However, these attempts at political cleansing generally failed and occasionally frustrated anti–Communists turned to violence. In Budapest in the autumn of 2006, at the 50th anniversary of the 1956 revolution, rightist and far rightist activists took to the streets, viewing themselves as latter day '56ers. Protestors launched public demonstrations against the socialist government (led by former Communist youth movement leader, Ferenc Gyurcsány), and saw themselves completing the struggles of old against those Communists who had survived into the present. They stormed the Hungarian state TV building (imitating their predecessors who had occupied Hungarian Radio 50 years previously), and even stole a Russian tank which they drove through Budapest. In their mindset, 1989 had not witnessed the destruction of the Communist regime: the ghosts of 1956 had to be awakened in order to inspire people to complete the revolution.
Somewhat bizarrely, it was often left to former Communists to celebrate the collapse of Communism. For some, such as Aleksander Kwaśniewski in Poland (former Communist youth leader and minister of sport, and then President of democratic Poland, 1995–2005), telling the story of their own defeat paid political dividends in the present: it showed a post–Communist public that they had truly abandoned their former beliefs. Others, such as the ex–Communist Hungarian Socialist Party, accorded themselves a heroic role in the revolution itself as central players in the round-table discussions: in their world view, Communists were no longer 'the defeated', but the true liberators of their country from dictatorship.

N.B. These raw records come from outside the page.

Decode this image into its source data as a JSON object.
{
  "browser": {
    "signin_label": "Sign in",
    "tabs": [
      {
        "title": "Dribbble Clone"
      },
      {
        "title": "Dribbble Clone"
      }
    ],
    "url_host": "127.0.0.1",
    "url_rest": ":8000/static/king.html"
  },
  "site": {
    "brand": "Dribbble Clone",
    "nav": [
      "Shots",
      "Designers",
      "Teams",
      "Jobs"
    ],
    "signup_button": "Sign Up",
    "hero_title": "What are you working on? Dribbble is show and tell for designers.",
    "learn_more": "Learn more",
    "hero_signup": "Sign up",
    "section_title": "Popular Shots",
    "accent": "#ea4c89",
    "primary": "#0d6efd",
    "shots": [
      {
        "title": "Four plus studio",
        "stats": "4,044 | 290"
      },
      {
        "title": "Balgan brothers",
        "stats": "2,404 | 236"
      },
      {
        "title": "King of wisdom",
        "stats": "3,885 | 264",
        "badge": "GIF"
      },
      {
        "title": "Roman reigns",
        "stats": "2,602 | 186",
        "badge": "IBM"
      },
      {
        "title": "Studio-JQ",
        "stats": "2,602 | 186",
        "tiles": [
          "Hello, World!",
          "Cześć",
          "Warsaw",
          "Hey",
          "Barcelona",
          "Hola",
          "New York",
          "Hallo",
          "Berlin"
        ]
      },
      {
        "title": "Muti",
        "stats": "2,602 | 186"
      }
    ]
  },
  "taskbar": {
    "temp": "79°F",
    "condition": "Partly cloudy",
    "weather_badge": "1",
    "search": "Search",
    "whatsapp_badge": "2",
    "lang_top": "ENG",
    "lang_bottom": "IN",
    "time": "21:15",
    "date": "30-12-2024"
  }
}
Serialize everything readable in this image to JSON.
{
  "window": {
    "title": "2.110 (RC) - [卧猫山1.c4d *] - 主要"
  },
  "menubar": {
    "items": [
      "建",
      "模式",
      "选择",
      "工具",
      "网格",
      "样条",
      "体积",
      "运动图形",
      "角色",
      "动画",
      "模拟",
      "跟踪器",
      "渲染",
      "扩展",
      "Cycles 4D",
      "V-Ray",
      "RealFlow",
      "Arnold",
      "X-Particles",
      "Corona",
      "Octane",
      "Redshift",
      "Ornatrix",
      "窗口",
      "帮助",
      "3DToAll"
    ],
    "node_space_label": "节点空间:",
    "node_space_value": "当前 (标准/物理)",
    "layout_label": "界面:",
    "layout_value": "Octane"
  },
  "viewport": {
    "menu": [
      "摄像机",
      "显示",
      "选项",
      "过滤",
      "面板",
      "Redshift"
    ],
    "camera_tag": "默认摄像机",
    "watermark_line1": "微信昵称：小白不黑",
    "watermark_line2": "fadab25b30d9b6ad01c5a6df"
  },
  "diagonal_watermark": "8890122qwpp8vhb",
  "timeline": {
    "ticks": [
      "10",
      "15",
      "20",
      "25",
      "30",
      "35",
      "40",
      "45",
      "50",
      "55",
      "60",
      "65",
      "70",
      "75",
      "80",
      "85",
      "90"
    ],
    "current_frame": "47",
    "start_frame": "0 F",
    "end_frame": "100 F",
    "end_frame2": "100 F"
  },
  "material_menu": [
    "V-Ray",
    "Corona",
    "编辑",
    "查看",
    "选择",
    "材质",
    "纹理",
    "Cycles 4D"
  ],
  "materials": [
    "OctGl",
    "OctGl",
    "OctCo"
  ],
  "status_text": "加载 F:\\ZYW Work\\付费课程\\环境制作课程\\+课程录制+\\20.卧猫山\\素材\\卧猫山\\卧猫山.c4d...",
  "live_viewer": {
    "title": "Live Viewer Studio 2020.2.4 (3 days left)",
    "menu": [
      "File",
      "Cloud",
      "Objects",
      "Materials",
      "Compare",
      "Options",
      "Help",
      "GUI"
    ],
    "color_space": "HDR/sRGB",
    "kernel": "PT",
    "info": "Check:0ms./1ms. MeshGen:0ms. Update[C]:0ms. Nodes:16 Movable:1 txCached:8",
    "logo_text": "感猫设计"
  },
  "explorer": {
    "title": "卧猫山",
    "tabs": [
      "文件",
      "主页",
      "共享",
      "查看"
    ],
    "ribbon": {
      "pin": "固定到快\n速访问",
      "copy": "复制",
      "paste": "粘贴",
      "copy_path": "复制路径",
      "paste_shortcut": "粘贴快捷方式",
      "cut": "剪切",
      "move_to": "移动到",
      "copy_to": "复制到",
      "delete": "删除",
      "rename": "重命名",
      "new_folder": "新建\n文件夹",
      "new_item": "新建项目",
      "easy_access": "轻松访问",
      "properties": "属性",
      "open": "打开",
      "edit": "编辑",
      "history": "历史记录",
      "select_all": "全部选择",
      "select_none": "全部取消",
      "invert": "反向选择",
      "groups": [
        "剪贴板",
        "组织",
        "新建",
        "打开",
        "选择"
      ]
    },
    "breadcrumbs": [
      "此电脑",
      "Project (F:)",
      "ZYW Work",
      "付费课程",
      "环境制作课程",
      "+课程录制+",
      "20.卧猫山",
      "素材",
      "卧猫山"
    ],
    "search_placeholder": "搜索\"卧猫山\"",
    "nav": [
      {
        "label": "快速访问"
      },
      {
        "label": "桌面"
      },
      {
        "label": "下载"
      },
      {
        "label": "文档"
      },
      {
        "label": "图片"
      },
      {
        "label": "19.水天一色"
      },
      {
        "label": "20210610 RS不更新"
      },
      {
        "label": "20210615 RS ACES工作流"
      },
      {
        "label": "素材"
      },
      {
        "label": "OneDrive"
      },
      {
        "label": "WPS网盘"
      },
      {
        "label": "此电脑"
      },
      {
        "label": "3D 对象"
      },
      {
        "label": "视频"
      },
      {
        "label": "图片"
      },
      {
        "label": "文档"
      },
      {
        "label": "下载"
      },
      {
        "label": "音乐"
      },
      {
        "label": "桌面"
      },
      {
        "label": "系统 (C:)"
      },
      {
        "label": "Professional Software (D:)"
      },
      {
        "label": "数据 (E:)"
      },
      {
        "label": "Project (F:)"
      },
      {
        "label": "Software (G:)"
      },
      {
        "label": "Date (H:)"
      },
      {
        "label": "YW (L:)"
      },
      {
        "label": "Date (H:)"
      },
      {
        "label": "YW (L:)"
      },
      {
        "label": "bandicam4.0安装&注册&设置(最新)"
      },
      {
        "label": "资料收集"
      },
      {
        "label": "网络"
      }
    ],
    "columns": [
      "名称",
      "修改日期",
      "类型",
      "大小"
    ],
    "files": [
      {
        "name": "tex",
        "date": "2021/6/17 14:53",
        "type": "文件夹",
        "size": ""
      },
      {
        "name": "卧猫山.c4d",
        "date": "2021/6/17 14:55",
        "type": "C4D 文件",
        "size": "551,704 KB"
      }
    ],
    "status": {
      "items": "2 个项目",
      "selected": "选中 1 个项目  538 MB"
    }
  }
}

To appreciate some of the differences in the political cultures of western Europe and the former Communist bloc, we need to understand that the collapse of Communism and the arrival of liberal democracy has been understood in remarkably divergent ways in the regions of Europe once divided by the Berlin Wall.Please note: Views expressed are those of the author.